In their most recent brief, filed in the Supreme Court, the Venable attorneys argued that “DACA enrollees invested in job-specific training programs, enrolled in universities, obtained jobs as educators, purchased homes, and enlisted in the military in service of our country,” but that the Department of Homeland Security failed its obligation to consider these “reliance interests” prior to deciding to terminate the DACA program.
In yesterday’s landmark decision, the Supreme Court reached the same conclusion.
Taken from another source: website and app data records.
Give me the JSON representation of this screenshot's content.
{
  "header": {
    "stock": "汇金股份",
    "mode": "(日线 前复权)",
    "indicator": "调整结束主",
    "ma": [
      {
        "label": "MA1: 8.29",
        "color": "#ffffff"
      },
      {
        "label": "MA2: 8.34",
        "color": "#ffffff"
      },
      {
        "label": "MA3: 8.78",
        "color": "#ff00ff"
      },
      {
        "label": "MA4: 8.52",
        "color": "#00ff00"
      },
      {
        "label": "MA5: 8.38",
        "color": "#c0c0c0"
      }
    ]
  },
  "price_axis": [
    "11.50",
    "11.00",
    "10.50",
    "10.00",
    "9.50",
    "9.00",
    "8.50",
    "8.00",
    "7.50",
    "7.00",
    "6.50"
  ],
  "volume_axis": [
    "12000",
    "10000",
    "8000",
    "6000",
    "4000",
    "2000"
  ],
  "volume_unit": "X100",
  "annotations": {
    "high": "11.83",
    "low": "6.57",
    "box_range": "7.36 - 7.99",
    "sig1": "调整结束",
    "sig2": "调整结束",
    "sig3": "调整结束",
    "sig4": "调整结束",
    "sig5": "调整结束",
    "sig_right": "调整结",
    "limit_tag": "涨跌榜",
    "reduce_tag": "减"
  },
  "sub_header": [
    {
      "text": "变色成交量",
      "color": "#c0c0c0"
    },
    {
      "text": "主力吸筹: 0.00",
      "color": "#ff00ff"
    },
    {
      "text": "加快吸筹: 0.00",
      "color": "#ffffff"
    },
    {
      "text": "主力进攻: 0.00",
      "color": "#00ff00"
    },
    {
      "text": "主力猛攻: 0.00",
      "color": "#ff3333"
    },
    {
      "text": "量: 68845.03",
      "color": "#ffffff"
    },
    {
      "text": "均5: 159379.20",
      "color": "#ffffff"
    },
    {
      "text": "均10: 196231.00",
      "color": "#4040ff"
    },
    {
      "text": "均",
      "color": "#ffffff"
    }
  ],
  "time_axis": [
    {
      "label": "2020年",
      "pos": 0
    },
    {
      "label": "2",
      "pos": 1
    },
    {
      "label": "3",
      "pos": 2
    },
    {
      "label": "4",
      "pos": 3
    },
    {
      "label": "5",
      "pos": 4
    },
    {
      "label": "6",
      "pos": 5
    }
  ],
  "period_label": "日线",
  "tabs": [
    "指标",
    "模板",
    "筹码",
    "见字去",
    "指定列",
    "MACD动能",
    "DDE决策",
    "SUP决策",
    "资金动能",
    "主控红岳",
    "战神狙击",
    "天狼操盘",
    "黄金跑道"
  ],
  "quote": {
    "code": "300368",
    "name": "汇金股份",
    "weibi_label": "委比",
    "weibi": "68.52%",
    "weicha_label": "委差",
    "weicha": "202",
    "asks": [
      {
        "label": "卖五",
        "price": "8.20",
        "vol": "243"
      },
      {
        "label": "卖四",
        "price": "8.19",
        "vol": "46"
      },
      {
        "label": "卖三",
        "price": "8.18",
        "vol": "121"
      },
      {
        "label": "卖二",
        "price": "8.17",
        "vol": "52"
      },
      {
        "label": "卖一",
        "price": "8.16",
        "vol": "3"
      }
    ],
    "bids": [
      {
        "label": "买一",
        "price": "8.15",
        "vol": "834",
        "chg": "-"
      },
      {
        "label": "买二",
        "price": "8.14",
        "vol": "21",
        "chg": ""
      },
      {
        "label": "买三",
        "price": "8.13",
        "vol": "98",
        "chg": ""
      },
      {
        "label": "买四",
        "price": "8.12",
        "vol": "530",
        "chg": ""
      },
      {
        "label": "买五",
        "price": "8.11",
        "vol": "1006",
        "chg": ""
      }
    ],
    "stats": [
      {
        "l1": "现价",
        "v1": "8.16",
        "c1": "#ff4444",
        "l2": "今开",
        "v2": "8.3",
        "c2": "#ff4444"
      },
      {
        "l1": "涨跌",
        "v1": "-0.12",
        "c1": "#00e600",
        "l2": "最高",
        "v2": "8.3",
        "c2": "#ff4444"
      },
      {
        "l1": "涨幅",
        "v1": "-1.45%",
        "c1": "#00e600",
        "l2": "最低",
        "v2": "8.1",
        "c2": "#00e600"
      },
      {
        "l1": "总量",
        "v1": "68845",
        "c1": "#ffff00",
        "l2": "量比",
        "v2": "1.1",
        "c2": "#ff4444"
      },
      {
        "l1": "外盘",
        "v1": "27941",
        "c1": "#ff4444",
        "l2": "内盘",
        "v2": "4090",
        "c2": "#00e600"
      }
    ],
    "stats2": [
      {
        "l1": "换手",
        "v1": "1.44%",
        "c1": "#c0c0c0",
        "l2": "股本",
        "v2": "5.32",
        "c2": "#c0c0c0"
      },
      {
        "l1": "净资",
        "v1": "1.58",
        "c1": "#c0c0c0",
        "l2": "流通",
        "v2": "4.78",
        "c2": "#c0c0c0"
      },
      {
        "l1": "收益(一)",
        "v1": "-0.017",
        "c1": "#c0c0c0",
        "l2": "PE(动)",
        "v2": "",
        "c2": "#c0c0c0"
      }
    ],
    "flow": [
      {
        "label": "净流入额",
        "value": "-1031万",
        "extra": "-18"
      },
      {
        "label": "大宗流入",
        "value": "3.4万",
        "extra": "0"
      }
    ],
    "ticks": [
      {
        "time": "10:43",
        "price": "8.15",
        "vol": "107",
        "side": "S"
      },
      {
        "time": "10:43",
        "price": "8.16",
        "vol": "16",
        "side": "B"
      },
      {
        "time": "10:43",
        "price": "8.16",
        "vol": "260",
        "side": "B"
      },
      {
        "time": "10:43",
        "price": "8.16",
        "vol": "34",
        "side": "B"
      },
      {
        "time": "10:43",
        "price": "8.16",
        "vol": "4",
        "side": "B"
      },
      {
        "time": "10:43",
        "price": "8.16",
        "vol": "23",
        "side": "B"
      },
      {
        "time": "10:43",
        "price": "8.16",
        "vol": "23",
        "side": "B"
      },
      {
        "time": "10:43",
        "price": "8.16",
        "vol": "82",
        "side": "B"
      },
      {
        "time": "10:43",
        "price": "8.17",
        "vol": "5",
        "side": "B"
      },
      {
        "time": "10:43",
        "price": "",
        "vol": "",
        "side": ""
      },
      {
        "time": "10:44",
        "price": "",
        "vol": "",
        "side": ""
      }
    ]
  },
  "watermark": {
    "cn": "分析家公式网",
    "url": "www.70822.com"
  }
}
Echoing arguments in briefs submitted by “respondents and amici,” Chief Justice Roberts wrote, “DACA recipients have enrolled in degree programs, embarked on careers, started businesses, purchased homes, and even married and had children, all in reliance on the DACA program.” Weighing these and other interests prior to deciding to terminate DACA “was the agency’s job, but the agency failed to do it.”
The Venable briefs benefited from the contributions and support of colleagues Matt McLaughlin, Mike Guerra, retired partner John Cooney, and Sarah Ross.
Click here to read Venable’s Supreme Court brief.
Prior coverage of the firm’s work with amici in support of DACA can be found here and here.